Carpe Diem

Carpe Diem — MDCCXVII © 2011 Mufidah Kassalias

Long after the Roman Empire had died, along with all talk of seizing the day, a large Portland stone building was constructed in Lewes between 1808-1812. As the County Hall it needed to appear authoritative, and the combination of size and classical design resulted in an imposing building for a market town with a population of less than 5,000. It appears the sundial predates the building itself as it has the year 1717 painted in Roman numerals.

I took this photograph a couple of summers ago when I was in a phase of getting up very early to walk around town on photographic missions — a definite case of seizing the morning! It was around 6.00am and, as the building is south-facing, the sun was rising to its right, hence the light catching the protruding arm of the sundial and the wooden carving on the left slope of the roof.

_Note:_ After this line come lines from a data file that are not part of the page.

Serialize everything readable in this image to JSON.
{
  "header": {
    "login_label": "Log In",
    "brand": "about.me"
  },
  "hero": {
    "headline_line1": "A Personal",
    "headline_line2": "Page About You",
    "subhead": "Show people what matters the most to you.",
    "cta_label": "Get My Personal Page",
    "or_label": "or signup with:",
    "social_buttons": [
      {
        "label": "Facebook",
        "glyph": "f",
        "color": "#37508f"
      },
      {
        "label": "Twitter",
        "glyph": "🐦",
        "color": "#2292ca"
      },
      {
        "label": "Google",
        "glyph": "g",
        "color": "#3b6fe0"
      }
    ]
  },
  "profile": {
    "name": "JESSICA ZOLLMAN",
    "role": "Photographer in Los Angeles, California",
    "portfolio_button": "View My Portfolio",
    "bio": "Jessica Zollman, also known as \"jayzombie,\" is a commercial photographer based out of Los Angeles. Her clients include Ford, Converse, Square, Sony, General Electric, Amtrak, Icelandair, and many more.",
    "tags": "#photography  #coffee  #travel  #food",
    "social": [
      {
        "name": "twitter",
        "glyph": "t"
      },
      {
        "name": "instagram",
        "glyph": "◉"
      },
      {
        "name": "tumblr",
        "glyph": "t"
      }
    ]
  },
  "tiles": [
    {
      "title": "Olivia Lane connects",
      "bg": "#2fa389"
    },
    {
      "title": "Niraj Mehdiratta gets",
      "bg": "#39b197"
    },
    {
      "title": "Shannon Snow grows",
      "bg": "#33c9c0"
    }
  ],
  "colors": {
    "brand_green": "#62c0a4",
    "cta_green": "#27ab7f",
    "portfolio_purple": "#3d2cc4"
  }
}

7 responses

  1. that is a very interesting story of the sundial. Is it still working ? I couldnt figure out and the numbers (1-12) are in a weird order.
    the blue pervades even beyond the sky (because of the early morning conditions) and has a very fresh looking cast on everything !

    • I assume it works, that is for those who know how to read a sundial — they never make any sense to me. The numbers confused me also until I realised they start in the bottom right and go anti-clockwise, but of course that in itself is still confusing!

  2. It amazes me that the sundial is so old. To my eye it looks more modern. And I laugh seeing things like this, as I’m just thrilled to live next to 100 year old things, but I know (and I had this thought when I traveled in Europe the first time years ago) that Europe has dust on churches older than the oldest building in the US. :) Great image, Mufidah!